Scientists found plastic debris in the digestive tract of a southern right whale stranded in Argentina, according to a study from the Southern Right Whale Health Monitoring Program, co-led by the University of California, Davis, School of Veterinary Medicine; and Instituto de Conservación de Ballenas in Argentina.

Fossil fuel subsidies need global reform, say experts

Fossil fuels still receive most of the international government support provided to the energy sector despite their "well-known environmental and public health damage," according to new research from Rice University's Baker Institute for Public Policy.

The new mode of climate governance

There is a great deal of confusion about the importance of global negotiations on climate change. Many people have the impression that what happens within their own country is unimportant, and that all the important policy-making is happening at the global level. In fact, the opposite is the case.

Coronavirus has the highest impact on nature-based tourism

The impact of the coronavirus pandemic on the field of natural resources varies significantly from one sector to the next. International travel to Finland has stopped altogether and increased domestic demand has not offered sufficient compensation. Markets for certain products in the forest sector have increased, while they have nearly collapsed for other products. Enterprises operating in...

New technologies to slash water consumption and to recover 30% of water and heat in industry

The European Parliament has set a new climate target for 2030—to cut greenhouse gas emissions by at least 55% compared to 1990 levels, up 40% on previous targets. Some industry groups criticize the new targets as being overambitious and too expensive while across Europe scientists and engineers have already joined forces ready to take on the new challenge. A key aspect is to develop new...
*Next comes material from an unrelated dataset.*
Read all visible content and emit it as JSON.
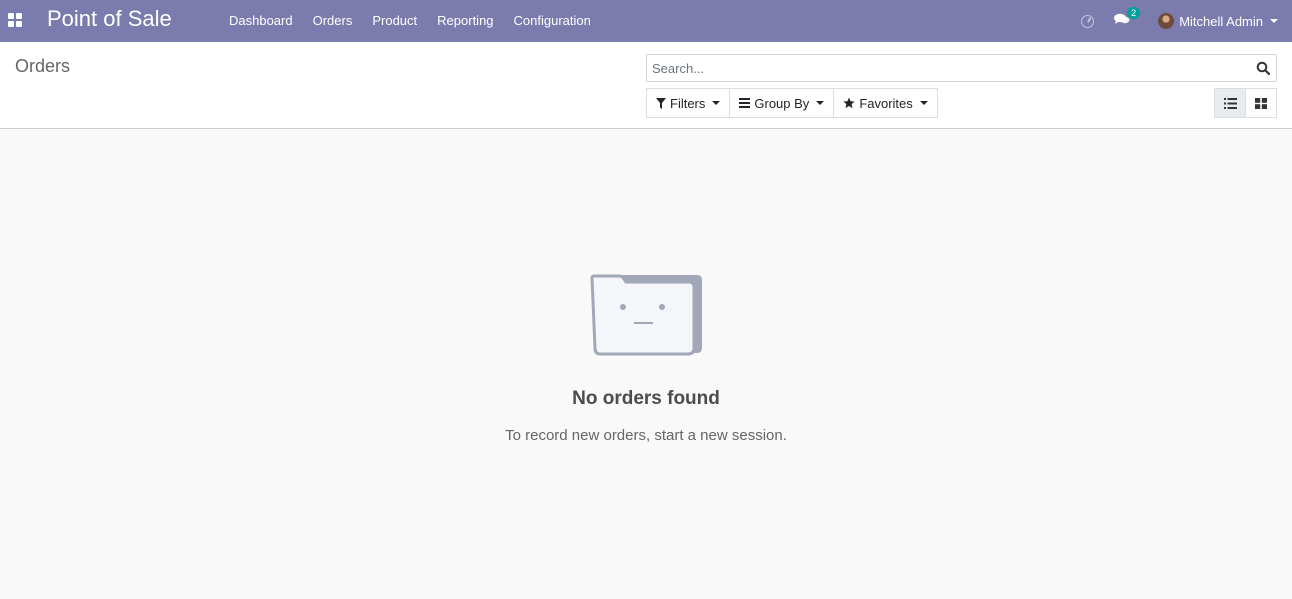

Demographic differences foster social ties in online support groups, study finds

Millions of adults in the U.S. join online support groups to help them attain health goals, ranging from weight loss to smoking cessation. In their quest to make connections, members have a tendency to hide demographic differences, concerned about poor social integration that will weaken interpersonal ties. However, according to a recent study led by the University of California, Irvine, sharing...

Christine Jessop's killer identified: Solved cold case raises questions about genetic privacy

On Oct. 15, Toronto police announced that they had finally solved the 1984 murder of Christine Jessop using DNA evidence and genetic genealogy websites. Identifying Calvin Hoover as Jessop's killer has provided immense relief to the family and those close to the case, and in particular to Guy Paul Morin, who was wrongfully convicted and later exonerated after serving 18 months in prison.

Call to restore Indigenous names for plants and animals

Indigenous names for plants and animals should be restored within the scientific naming system according to AUT's Professor Len Gillman and University of Auckland's Dr Shane Wright. Their proposal was published today in Communications Biology.